In the 4-13th centuries the Romanian people had to face the waves of migrating peoples - the Getae, the Huns, the Gepidae, the Avars, the Slavs, the Petchenegs, the Cumanians, the Tartars - who crossed the Romanian territory. The migratory tribes controlled this space from the military and political points of view, delaying the economic and social development of the natives and the formation of local statehood entities.

The Slavs, who massively settled since the 7th century south of the Danube, split the compact mass of Romanians in the Carpathian-Danubian area: the ones to the north (the Daco-Romanians) were separated from the ones to the south, who were moved towards the west and Southeast of the Balkan Peninsula (Aromanians, Megleno-Romanians and Istro-Romanians). The Slavs that settled north of the Danube were assimilated little by little by the Romanian people and their language left traces in the vocabulary and phonetics of the Romanian language. To the Romanian language, the Slavic language (similarly to the Germanic idiom of the Franks with the French people) was the so-called super-imposed layer. The Romanians belonged to the Orthodox religion so they adopted the Old Church Slavic as a cult language, and, beginning with the 14-16th centuries, as a chancery and culture language. The Slavic language was never a living language, spoken by the people, on the territory of Romania; it played for Romanians, at a certain time during the Middle Ages, the same role that Latin played in the West; in the early modern age it was replaced for ever, in church, chancery and culture included, by the Romanian language. Owing to their position, the Romanians south of the Danube were the first to be mentioned in historical sources (the 10th century), under the name of vlahi or blahi (Wallachians); this name shows they were speakers of a Romance language and that the non-Roman peoples around them recognised this fact. After the year 602, the Slavs massively settled south of the Danube and they established a powerful Bulgarian czardom in the 9th century; this, cut the tie between the Romanian world north of the Danube and the one south of the Danube. As they were subjected to all sorts of pressures and isolated from the powerful Romanian trunk north of the Danube, the number of Romanians south of the Danube continuously decreased, while their brothers north of the Danube, although living in extremely difficult circumstances, continued their historical evolution as a separate nation, the farthest one to the east among the descendants of Imperial Rome.
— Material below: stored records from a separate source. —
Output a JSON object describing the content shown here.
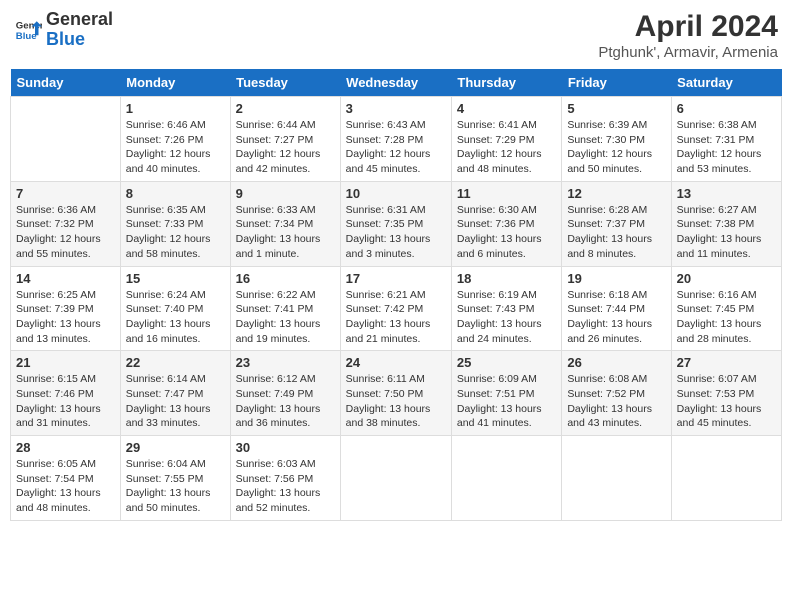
{
  "header": {
    "logo_line1": "General",
    "logo_line2": "Blue",
    "title": "April 2024",
    "subtitle": "Ptghunk', Armavir, Armenia"
  },
  "days_of_week": [
    "Sunday",
    "Monday",
    "Tuesday",
    "Wednesday",
    "Thursday",
    "Friday",
    "Saturday"
  ],
  "weeks": [
    [
      {
        "day": "",
        "content": ""
      },
      {
        "day": "1",
        "content": "Sunrise: 6:46 AM\nSunset: 7:26 PM\nDaylight: 12 hours\nand 40 minutes."
      },
      {
        "day": "2",
        "content": "Sunrise: 6:44 AM\nSunset: 7:27 PM\nDaylight: 12 hours\nand 42 minutes."
      },
      {
        "day": "3",
        "content": "Sunrise: 6:43 AM\nSunset: 7:28 PM\nDaylight: 12 hours\nand 45 minutes."
      },
      {
        "day": "4",
        "content": "Sunrise: 6:41 AM\nSunset: 7:29 PM\nDaylight: 12 hours\nand 48 minutes."
      },
      {
        "day": "5",
        "content": "Sunrise: 6:39 AM\nSunset: 7:30 PM\nDaylight: 12 hours\nand 50 minutes."
      },
      {
        "day": "6",
        "content": "Sunrise: 6:38 AM\nSunset: 7:31 PM\nDaylight: 12 hours\nand 53 minutes."
      }
    ],
    [
      {
        "day": "7",
        "content": "Sunrise: 6:36 AM\nSunset: 7:32 PM\nDaylight: 12 hours\nand 55 minutes."
      },
      {
        "day": "8",
        "content": "Sunrise: 6:35 AM\nSunset: 7:33 PM\nDaylight: 12 hours\nand 58 minutes."
      },
      {
        "day": "9",
        "content": "Sunrise: 6:33 AM\nSunset: 7:34 PM\nDaylight: 13 hours\nand 1 minute."
      },
      {
        "day": "10",
        "content": "Sunrise: 6:31 AM\nSunset: 7:35 PM\nDaylight: 13 hours\nand 3 minutes."
      },
      {
        "day": "11",
        "content": "Sunrise: 6:30 AM\nSunset: 7:36 PM\nDaylight: 13 hours\nand 6 minutes."
      },
      {
        "day": "12",
        "content": "Sunrise: 6:28 AM\nSunset: 7:37 PM\nDaylight: 13 hours\nand 8 minutes."
      },
      {
        "day": "13",
        "content": "Sunrise: 6:27 AM\nSunset: 7:38 PM\nDaylight: 13 hours\nand 11 minutes."
      }
    ],
    [
      {
        "day": "14",
        "content": "Sunrise: 6:25 AM\nSunset: 7:39 PM\nDaylight: 13 hours\nand 13 minutes."
      },
      {
        "day": "15",
        "content": "Sunrise: 6:24 AM\nSunset: 7:40 PM\nDaylight: 13 hours\nand 16 minutes."
      },
      {
        "day": "16",
        "content": "Sunrise: 6:22 AM\nSunset: 7:41 PM\nDaylight: 13 hours\nand 19 minutes."
      },
      {
        "day": "17",
        "content": "Sunrise: 6:21 AM\nSunset: 7:42 PM\nDaylight: 13 hours\nand 21 minutes."
      },
      {
        "day": "18",
        "content": "Sunrise: 6:19 AM\nSunset: 7:43 PM\nDaylight: 13 hours\nand 24 minutes."
      },
      {
        "day": "19",
        "content": "Sunrise: 6:18 AM\nSunset: 7:44 PM\nDaylight: 13 hours\nand 26 minutes."
      },
      {
        "day": "20",
        "content": "Sunrise: 6:16 AM\nSunset: 7:45 PM\nDaylight: 13 hours\nand 28 minutes."
      }
    ],
    [
      {
        "day": "21",
        "content": "Sunrise: 6:15 AM\nSunset: 7:46 PM\nDaylight: 13 hours\nand 31 minutes."
      },
      {
        "day": "22",
        "content": "Sunrise: 6:14 AM\nSunset: 7:47 PM\nDaylight: 13 hours\nand 33 minutes."
      },
      {
        "day": "23",
        "content": "Sunrise: 6:12 AM\nSunset: 7:49 PM\nDaylight: 13 hours\nand 36 minutes."
      },
      {
        "day": "24",
        "content": "Sunrise: 6:11 AM\nSunset: 7:50 PM\nDaylight: 13 hours\nand 38 minutes."
      },
      {
        "day": "25",
        "content": "Sunrise: 6:09 AM\nSunset: 7:51 PM\nDaylight: 13 hours\nand 41 minutes."
      },
      {
        "day": "26",
        "content": "Sunrise: 6:08 AM\nSunset: 7:52 PM\nDaylight: 13 hours\nand 43 minutes."
      },
      {
        "day": "27",
        "content": "Sunrise: 6:07 AM\nSunset: 7:53 PM\nDaylight: 13 hours\nand 45 minutes."
      }
    ],
    [
      {
        "day": "28",
        "content": "Sunrise: 6:05 AM\nSunset: 7:54 PM\nDaylight: 13 hours\nand 48 minutes."
      },
      {
        "day": "29",
        "content": "Sunrise: 6:04 AM\nSunset: 7:55 PM\nDaylight: 13 hours\nand 50 minutes."
      },
      {
        "day": "30",
        "content": "Sunrise: 6:03 AM\nSunset: 7:56 PM\nDaylight: 13 hours\nand 52 minutes."
      },
      {
        "day": "",
        "content": ""
      },
      {
        "day": "",
        "content": ""
      },
      {
        "day": "",
        "content": ""
      },
      {
        "day": "",
        "content": ""
      }
    ]
  ]
}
In fact the Romanians are the only ones who, through their very name - roman - (coming from the Latin word 'Roman') - have preserved to this day in this part of Europe the seal of the ancestors, of their descent, that they have always been aware of. This will show later in the name of the nation state - Romania.